--- START ---

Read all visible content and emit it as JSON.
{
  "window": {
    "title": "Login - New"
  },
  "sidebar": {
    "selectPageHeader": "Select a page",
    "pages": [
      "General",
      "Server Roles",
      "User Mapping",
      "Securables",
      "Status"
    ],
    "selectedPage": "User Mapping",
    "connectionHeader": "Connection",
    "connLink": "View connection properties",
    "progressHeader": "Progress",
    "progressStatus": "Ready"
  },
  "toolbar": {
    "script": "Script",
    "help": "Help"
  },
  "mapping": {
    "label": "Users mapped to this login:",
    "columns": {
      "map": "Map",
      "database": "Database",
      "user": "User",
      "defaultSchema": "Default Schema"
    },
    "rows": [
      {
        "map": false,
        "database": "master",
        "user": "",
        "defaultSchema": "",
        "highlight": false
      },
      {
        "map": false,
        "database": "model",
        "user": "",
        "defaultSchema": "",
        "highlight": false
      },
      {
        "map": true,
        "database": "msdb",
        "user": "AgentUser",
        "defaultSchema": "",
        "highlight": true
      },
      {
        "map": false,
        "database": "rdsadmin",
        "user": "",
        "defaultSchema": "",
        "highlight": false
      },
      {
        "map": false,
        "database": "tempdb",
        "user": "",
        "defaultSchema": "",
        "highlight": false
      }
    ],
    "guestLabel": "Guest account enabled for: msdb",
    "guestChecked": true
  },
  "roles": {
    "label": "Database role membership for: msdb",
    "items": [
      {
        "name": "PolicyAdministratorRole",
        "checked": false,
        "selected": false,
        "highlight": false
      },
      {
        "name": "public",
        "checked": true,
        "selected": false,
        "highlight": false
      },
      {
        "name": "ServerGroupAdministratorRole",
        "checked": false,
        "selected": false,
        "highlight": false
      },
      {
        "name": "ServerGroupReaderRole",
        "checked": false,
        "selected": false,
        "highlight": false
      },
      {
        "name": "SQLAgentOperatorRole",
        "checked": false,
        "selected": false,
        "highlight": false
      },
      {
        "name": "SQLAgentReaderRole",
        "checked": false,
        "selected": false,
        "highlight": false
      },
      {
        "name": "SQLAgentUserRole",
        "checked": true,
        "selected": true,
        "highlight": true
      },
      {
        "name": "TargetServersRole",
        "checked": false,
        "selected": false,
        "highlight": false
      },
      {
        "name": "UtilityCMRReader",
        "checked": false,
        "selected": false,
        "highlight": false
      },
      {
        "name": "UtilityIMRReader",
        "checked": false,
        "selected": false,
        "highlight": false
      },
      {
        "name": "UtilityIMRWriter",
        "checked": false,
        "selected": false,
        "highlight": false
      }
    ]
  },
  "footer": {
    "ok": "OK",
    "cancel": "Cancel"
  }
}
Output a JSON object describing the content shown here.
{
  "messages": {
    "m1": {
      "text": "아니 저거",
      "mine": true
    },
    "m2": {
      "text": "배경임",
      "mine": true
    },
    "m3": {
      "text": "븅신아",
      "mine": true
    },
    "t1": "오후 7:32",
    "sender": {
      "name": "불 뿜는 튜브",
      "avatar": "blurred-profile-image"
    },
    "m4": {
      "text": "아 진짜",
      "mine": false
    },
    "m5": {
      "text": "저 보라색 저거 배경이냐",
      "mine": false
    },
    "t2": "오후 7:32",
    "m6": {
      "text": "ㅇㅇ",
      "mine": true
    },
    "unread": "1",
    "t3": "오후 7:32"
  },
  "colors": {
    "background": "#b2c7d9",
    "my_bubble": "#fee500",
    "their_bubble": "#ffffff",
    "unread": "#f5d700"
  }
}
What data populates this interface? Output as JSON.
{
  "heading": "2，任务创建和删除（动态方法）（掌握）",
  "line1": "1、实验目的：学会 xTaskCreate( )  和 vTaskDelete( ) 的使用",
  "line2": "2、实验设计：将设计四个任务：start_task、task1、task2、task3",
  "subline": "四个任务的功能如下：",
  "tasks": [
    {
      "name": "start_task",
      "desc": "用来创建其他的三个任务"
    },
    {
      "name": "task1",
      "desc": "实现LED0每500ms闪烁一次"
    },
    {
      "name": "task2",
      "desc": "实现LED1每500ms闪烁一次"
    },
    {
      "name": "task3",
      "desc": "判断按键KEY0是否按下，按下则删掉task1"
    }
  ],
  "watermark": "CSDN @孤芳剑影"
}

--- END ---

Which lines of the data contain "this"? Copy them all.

    "label": "Users mapped to this login:",
What data populates this interface? Output as JSON.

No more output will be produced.